Technology take-off threatens bank foundations

Helen Avery
Published on:

Paypal can make your payments. Google wants your wallet. Facebook sees what you like. Apple and Amazon know when you spend and what you spend it on. How far can the new, powerful technology companies threaten the traditional role of banks?

Who is the biggest threat to your bank at the moment? It’s a question posed to the chief executive of one of the largest global banks. Without a pause he replies: "Google. Our peers I can handle. We’re in the same boat. But if Google opens a bank, with all their data – then we’re in big trouble."

For now, he is safe. Under US law, not Google, Amazon nor Facebook (the second most potent threat listed by bank executives) can go into the traditional business of taking deposits and neither have plans to do so.

But the bank CEO knows all this. What he means is that things are changing in banking globally. It is no longer a static playing field made up of credit card companies, banks and niche loan/money transfer companies whose behaviour is predictable. Since the credit crisis, and with the explosion of social networks/the cloud/online technology, an increasing number of alternatives to traditional means of finance have emerged. This emergence of nontraditional players has been fast, and lines plotting growth rates in technology are steep. The annual growth rate in mobile payments, for example, is running at about 95%.

The CEO also knows that banks are losing a traditional advantage. The mantra in retail banking has always been: "Know your customer." Banks had a unique view of the spending patterns of their clients. Online transacting, and new technology, is eroding that advantage.

"Banks are seeing their turf being attacked from multiple directions," says Samantha Ghiotti, director of Anthemis Group, a consulting and investment firm focusing on financial services innovation. "Mobile network operators, supermarkets, department stores, payment platforms, new joint ventures and start-ups. Even where bank regulation is tight and licences are closed, such as in the US, there are alternative ways of getting into banking. Being a traditional bank is not a happy place to be right now."

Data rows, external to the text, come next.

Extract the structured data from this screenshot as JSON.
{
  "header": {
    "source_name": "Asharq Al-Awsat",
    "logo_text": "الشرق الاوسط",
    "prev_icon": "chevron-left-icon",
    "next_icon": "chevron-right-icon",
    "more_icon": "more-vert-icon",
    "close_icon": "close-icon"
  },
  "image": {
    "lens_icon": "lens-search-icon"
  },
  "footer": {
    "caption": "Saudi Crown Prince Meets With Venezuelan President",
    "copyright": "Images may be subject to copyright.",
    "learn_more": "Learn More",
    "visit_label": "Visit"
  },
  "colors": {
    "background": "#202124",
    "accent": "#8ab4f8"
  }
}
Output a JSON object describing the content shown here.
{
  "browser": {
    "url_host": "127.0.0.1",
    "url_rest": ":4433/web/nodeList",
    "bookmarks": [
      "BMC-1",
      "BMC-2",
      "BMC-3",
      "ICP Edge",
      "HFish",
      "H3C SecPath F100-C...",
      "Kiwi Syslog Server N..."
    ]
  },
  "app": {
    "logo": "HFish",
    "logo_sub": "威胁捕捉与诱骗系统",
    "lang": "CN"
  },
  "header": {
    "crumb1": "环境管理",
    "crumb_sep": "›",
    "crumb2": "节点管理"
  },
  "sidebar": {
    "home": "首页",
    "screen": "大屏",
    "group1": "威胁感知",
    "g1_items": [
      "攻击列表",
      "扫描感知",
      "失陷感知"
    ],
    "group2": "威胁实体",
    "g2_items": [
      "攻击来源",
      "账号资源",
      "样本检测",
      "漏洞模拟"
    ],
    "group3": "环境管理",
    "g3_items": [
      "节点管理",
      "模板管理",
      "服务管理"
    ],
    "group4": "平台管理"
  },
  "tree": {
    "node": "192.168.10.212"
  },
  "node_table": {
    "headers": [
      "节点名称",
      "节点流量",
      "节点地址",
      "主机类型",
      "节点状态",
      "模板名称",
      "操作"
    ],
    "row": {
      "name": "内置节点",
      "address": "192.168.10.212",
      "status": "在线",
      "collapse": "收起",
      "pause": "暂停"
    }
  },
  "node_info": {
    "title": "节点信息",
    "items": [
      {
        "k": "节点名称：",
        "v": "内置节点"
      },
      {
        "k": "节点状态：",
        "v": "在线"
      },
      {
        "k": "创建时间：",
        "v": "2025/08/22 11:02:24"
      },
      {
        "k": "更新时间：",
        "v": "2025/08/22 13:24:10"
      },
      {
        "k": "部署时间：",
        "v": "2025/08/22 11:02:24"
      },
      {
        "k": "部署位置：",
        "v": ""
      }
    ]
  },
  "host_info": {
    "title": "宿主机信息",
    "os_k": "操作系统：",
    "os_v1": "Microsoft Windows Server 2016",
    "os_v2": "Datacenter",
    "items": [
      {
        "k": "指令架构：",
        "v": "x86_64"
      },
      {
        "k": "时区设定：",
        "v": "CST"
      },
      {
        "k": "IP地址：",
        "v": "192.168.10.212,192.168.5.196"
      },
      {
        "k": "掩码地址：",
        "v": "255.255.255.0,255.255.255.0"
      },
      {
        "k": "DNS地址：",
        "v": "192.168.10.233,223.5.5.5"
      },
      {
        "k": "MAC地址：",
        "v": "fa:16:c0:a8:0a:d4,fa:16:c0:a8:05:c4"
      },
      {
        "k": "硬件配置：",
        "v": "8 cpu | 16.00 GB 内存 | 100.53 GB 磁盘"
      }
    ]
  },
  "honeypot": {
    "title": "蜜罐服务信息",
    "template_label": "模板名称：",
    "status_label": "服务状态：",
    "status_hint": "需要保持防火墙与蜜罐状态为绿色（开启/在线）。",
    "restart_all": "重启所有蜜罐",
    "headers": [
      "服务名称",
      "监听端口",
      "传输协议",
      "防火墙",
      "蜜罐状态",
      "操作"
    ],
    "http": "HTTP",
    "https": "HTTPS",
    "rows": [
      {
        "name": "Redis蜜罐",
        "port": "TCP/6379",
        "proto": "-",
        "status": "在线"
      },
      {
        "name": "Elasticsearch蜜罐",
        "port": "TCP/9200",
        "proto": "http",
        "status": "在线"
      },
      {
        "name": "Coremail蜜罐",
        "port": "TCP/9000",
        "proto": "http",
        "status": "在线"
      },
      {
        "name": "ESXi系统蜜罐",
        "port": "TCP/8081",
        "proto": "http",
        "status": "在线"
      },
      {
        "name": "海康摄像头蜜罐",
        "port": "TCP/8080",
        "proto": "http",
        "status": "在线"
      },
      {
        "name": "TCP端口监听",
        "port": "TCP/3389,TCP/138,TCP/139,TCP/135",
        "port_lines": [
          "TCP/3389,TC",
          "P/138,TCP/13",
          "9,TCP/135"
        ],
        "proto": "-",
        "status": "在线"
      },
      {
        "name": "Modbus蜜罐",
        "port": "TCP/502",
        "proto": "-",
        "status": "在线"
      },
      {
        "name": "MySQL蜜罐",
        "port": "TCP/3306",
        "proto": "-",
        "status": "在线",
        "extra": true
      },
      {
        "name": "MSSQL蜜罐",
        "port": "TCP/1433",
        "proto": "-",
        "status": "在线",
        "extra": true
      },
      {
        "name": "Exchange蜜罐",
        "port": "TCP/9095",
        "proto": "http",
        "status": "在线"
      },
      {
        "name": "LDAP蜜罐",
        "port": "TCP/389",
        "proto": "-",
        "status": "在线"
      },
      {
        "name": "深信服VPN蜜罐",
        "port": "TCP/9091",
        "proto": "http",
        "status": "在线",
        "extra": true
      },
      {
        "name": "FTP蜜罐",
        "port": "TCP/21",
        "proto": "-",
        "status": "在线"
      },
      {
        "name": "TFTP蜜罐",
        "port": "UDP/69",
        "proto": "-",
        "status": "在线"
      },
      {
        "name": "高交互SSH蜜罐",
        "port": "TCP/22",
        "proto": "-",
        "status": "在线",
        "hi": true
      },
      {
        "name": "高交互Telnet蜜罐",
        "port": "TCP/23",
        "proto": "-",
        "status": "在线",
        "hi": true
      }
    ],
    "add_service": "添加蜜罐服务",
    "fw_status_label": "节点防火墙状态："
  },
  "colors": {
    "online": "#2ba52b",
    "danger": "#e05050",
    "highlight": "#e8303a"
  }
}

Indeed there does seem to be disruption on every level of financial services. Google and Facebook might not be planning to start banks, but they are active in payments – an area that firms such as PayPal and Skrill have already shown to be ripe for expansion. Google has Google Wallet. And Facebook could conceivably expand the payments system that it uses to connect its developers with paying customers.

In loans, alternative providers are springing up across the globe driven by the model of crowdfunding – sourcing loans from individuals or investors online. Tired of being turned away for personal or small business loans, and disheartened with high credit card interest rates, individuals have rallied together online to provide loans to one another at more affordable rates to borrowers and higher interest rates to lenders than from bank cash deposits. More than $1 billion in loans is expected to have been made by the end of this year.

In Europe, where banking laws are less restrictive than in the US, non-banks such as retail outlets are starting up or expanding their banking offerings. Brands such as Marks & Spencer and Tesco are moving into mortgages and even deposit accounts.

Even in trade finance, an area dominated by banks, the cloud and e-voicing is transforming paper into data and new technology platforms such as Tradeshift are becoming a popular trade-financing model for businesses.

Nowhere is this phenomenon more pronounced than in the world of payments.

The growth of the internet has transformed how people shop and transfer money commercially and between peers. It has also broadened everyone’s ability to make transactions beyond national borders.

It is an area that banks and credit card companies should have owned, but alternative means of transacting have been able to creep into the global payments market as banks have been unable to keep up with technology. Firms such as PayPal and Skrill have created a new industry of online payment systems, and other firms are following in their footsteps, such as Google Wallet. Forms of non-cash payment have also sprung up, such as e-vouchers or prepaid cards. These players own some $135 billion of the online payments market.

The move to paying with a phone  
Estimates of global volume of mobile payment transaction 
Source: Anthemis Group 

A look at the broader figures, however, shows that banks are under little threat financially from these new entrants for now. At present $300 trillion-worth of non-cash transactions are made globally a year, says Anthemis Group’s Ghiotti. Only $35 trillion of that is in consumer payments. The rest are wholesale corporate payments between businesses or banks.

Of the $35 trillion in consumer payments about $33.7 trillion is by physical consumers going to a store and paying with a card. The remaining $1.3 trillion is online payments. And of those e-payments, $1.2 trillion-worth is executed through some form of bank provider operating in the mix. That leaves $135 billion in non-bank transactions."Are the non-banks eating into the banks’ or credit card companies’ lunch?" asks Ghiotti. "When you put the figures in context you see no, not so much. But the emergence of alternatives to traditional bank services and methods of payment is changing the industry, and those changes are accelerating. Banks are slowly waking up to how they are going to be impacted as the non-bank share continues to grow."